Vim is one of the most popular text editors among programmers, web developers, and power users of GNU/Linux. This is not surprising, because Vim offers high-speed editing, has extensibility, and is pre-installed on most Linux-based distributions.
In addition, Vim offers great benefits to writers, regardless of whether they are technically minded or not. I personally use it not only for editing configuration files and web pages, but for writing blogs, software documentation, notes, and presentation slides. In my opinion, the only potential issue it has might be its relatively steep learning curve. I remember that it took me about two weeks to become comfortable working in it, but since then, editing any kind of text has felt noticeably more fluent compared to other editors I used before.
In this article, I will share a collection of plugins that help me create my documents more efficiently and with fewer grammatical, stylistic, and typographical mistakes.
Note: I use Neovim with a Qt-based GUI, however all of the plugins should all work with any stable versions of Vim as well.
Grammar and word usage
Even though the best way to make sure a text contains no grammatical mistakes is for a human to review it, a grammar checker is still valuable when no one has the time to proofread your work. The plugins vim-languagetool and vim-grammarous provide integration with LanguageTool, which checks for errors not covered by Vim’s spell checker. It currently supports 31 languages.
If you’re interested in a more lightweight solution (for English only), vim-wordy is a good choice. This plugin doesn’t depend on anything other than Vim, and it looks for mistakes in the current file based on weak wording, jargon, weasel phrases, and so on.

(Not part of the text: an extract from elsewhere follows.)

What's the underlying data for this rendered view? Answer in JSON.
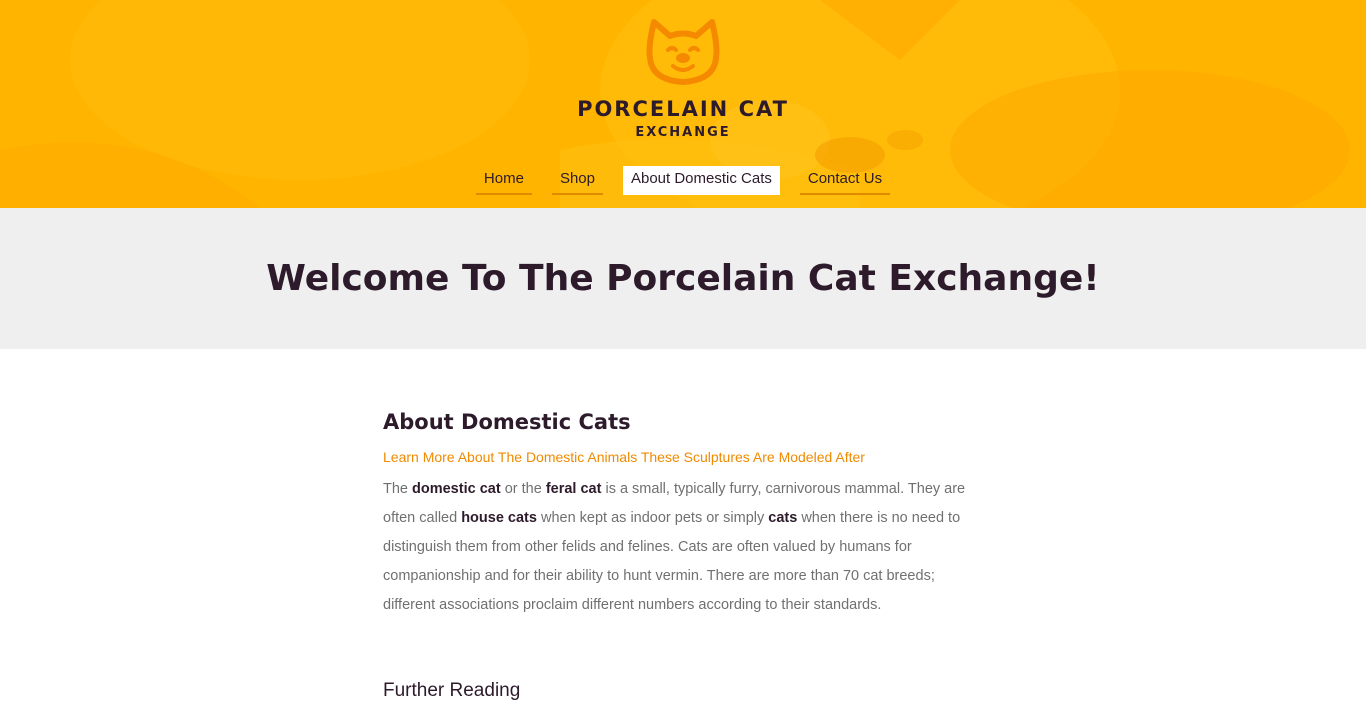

A thesaurus can give you access to a wider range of vocabulary by listing synonyms of a particular word or phrase. The Multi-Language Thesaurus Query/Replacement Plugin checks for the available synonyms for the word currently under the cursor (or multiple words highlighted in visual mode) and enables you to replace them with any suggestion easily. The currently supported languages are English, Chinese, Russian, and German.

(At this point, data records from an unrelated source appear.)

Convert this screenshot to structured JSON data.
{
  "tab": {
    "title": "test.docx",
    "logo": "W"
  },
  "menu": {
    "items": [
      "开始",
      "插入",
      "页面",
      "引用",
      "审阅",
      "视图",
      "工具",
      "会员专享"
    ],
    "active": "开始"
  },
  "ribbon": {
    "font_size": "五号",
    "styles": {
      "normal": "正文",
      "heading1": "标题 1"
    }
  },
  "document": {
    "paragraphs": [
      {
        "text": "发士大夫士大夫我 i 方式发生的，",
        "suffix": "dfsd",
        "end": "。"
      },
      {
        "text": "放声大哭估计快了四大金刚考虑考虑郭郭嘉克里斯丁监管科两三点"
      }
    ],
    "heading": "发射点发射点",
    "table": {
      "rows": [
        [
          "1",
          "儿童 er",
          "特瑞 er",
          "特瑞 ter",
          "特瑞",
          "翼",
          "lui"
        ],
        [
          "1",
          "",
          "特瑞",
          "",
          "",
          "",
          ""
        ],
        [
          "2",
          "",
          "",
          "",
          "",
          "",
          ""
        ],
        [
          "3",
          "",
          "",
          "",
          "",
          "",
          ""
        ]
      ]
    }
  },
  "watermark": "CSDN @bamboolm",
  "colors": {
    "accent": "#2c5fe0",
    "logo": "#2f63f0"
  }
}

Some backends work with specific online services (for example, Thesaurus.com). Others require a local database, such as the one that you can download from Gutenberg.org or the English thesaurus for OpenOffice.
On a typical keyboard, only straight quotation marks can be found (the characters ‘ and “), and many decide this based on their own style guide. However, if you’d like to follow typography rules, use curly quotation marks and apostrophes. Similarly, use en dashes and em dashes instead of single hyphens (-), and three dots instead of an ellipsis.

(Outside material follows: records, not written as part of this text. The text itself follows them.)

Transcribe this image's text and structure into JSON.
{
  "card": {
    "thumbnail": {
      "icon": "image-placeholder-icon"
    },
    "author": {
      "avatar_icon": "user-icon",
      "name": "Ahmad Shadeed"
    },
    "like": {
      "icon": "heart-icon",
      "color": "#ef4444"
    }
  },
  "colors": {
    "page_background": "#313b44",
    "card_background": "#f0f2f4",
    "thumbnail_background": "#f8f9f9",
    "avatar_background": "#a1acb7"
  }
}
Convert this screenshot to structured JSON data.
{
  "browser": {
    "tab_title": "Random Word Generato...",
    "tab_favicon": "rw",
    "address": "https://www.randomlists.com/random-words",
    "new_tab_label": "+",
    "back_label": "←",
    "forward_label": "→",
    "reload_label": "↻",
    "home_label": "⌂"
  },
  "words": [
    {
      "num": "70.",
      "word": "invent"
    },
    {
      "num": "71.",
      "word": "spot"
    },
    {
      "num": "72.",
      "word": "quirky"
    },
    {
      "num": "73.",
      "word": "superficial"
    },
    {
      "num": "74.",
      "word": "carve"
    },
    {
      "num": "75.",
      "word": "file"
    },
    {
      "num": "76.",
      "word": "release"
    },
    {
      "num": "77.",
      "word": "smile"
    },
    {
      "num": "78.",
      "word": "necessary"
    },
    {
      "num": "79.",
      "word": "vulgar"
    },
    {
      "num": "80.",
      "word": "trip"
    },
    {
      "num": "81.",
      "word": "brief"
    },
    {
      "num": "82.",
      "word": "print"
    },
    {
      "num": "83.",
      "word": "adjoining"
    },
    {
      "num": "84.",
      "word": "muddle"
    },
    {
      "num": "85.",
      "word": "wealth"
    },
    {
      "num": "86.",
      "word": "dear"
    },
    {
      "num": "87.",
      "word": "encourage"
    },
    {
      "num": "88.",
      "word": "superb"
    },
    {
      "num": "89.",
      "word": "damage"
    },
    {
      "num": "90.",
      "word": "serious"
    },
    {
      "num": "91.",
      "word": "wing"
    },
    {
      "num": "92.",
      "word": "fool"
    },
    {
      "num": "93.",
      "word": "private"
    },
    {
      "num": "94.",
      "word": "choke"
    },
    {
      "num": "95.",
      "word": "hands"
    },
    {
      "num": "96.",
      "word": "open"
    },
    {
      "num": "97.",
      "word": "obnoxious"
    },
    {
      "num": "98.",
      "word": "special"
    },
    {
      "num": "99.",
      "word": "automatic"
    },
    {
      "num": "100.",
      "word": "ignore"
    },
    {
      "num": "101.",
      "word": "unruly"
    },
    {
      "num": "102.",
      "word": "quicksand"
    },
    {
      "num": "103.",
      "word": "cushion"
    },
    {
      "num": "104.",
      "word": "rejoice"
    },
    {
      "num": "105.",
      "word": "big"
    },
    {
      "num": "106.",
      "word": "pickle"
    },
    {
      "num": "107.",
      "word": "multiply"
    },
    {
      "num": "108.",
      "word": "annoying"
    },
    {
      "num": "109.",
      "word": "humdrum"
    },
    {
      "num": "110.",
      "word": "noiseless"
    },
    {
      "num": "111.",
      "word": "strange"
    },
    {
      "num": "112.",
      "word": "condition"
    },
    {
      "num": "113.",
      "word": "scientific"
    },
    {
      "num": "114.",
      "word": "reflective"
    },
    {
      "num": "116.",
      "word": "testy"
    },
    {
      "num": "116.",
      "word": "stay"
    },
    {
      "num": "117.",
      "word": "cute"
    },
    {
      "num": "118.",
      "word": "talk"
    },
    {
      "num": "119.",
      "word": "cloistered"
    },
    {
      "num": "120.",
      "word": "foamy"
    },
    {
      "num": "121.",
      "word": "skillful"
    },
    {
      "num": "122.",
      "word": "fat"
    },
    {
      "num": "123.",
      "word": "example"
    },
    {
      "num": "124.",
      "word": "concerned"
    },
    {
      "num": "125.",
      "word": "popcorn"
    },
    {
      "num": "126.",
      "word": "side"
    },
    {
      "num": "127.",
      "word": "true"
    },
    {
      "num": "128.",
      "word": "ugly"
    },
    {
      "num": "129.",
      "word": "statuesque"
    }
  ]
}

Since I’m the type of person who generally pays attention to these rules, I have both UniCycle and vim-textobj-quote installed. When active, UniCycle turns all straight quotation marks into curly ones, three dots into ellipsis, and two or three hyphens into en dashes and em dashes, respectively. In addition to doing the same with quotation marks, vim-textobj-quote also provides navigation between opening and closing quotation marks, surrounding words with quotes, and so on.
Note: Digraphs and Compose keys are decent solutions, too, if you want to insert a character that is outside the scope of the above two plugins.
As claimed by Cal Newport in his book “Deep Work,” the more distractions we encounter during our work, the less productive we become. Coming from my own experience, I can confirm this to be true. Fortunately, you can easily reduce (and restore) the editor’s potentially distracting visual elements whenever you’d like.
Having read the article on the blog titled, “The Darnedest Thing,” I’ve come across Goyo and LimeLight. Goyo disables or hides everything except the file content and the status bar, and centers the text using borderless splits (or, using Vim terminology, “windows”). The status bar is also stripped of everything but the most important parts, such as showing whether you are in insert or visual mode, messages of successful saving, etc. On the other hand, LimeLight dims all the paragraphs (specifically, the non-empty lines preceded and followed by empty lines) besides the active one, so that you can focus on the passage you’re currently editing.
Focusing on craftsmanship
I believe writing can be thought of as craftsmanship, because it takes time and careful concentration to convey your message effectively to the widest range of your audience as possible. For this, choosing the right tools is essential. I’ve chosen Vim and the plugins I’ve mentioned because I can focus on my work and deliver it faster.
Do you use any plugins for Vim that help you with your writing? I’d love to hear your suggestions.